“No, not really. I think every major championship and every venue is different. You just have to play what the course gives you. I feel like I’m hitting the ball well. I’ve hit it well off the tee,” he said.
“I felt like coming into this week that was going to be a key for me if I could put the ball in play. You can play from there and create some scoring opportunities.
“That’s really my game plan over the next couple days. Put the ball in play off the tee, and I think I’ll be just fine from there.”
The second day in this year’s third major again dawned overcast, and a lot chillier than Thursday with players, caddies and fans suitably wrapped-up.
Mirroring the weather was McIlroy, arriving at the 10th tee dressed all in black, aside from white shoes, a white Nike ‘whoosh’ logo cap and a white glove half hanging out of his back right trousers pocket.
Black can be associated with power but it also mirrors grief and sadness, and that was the image and the sounds of despair from the crowd when he bogeyed his second, the par-3 11th in missing a curling 10-footer for par.
McIlroy’s black top was off playing the next, the par-3 12th, revealing a bright pink shirt and very timely, seeing him light-up the hole, draining a 32-footer for birdie.
There was another very audible ‘Oooh, no!’ from the crowd, and McIlroy mouthing his displeasure, and hanging back with his caddy Harry Diamond, wondering how his missed a 10-footer for birdie at the par-3 15th.
McIlroy made the turn at two-over, and moments later launched a 380-yard rocket down the first on route to a much-needed birdie while an 11-footer at the first or his 12th hole, got him back to level.
He kept the forward momentum going with birdies at his 12th and while dropping a shot at the next, McIlroy was on a mission holing birdie putts of 22-feet at his 14th and then a six-footer at next, to get back into the black at one-under.
Gone were moans of ‘Oh, no!’ from the fans, and with McIlroy back in the good books with some of the more super-critical sporting fans in America’s most populous city.
McIlroy then had the crowd really cheering the loudest for the World No.3, two-putting from 20-feet for birdie at his 17th before probably his best shot of the day, landing his tee-shot at the par-3 ninth to ‘gimme’ distance for an easy birdie ‘2’
It was a second straight day that McIlroy had produced a score of 30 over the front nine, given his second commenced at the 10th on the scorecard.
Now with 36-holes to play, and depending of course on what the afternoon players may post, McIlroy confessed how much it would mean to savour a second US Open triumph, and that long overdue major championship victory No. 5.
“I mean, I started thinking about winning this thing when I came here on Monday. I’ve already done that. No one wants to win another major — no one wants me to win another major more than I do. The desire is obviously there”, he said.

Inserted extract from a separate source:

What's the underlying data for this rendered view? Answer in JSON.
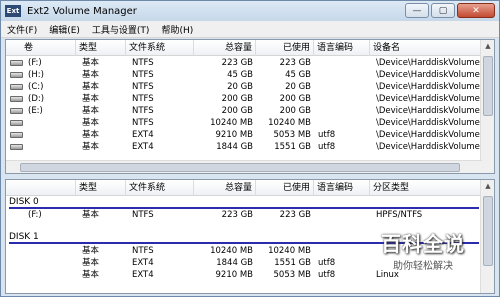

“I’ve been trying and I’ve come close over the past nine years or whatever it is, and I keep coming back. I feel like I’ve showed a lot of resilience in my career, a lot of ups and downs, and I keep coming back. And whether that means that I get rewarded or I get punched in the gut or whatever it is, I’ll always keep coming back”.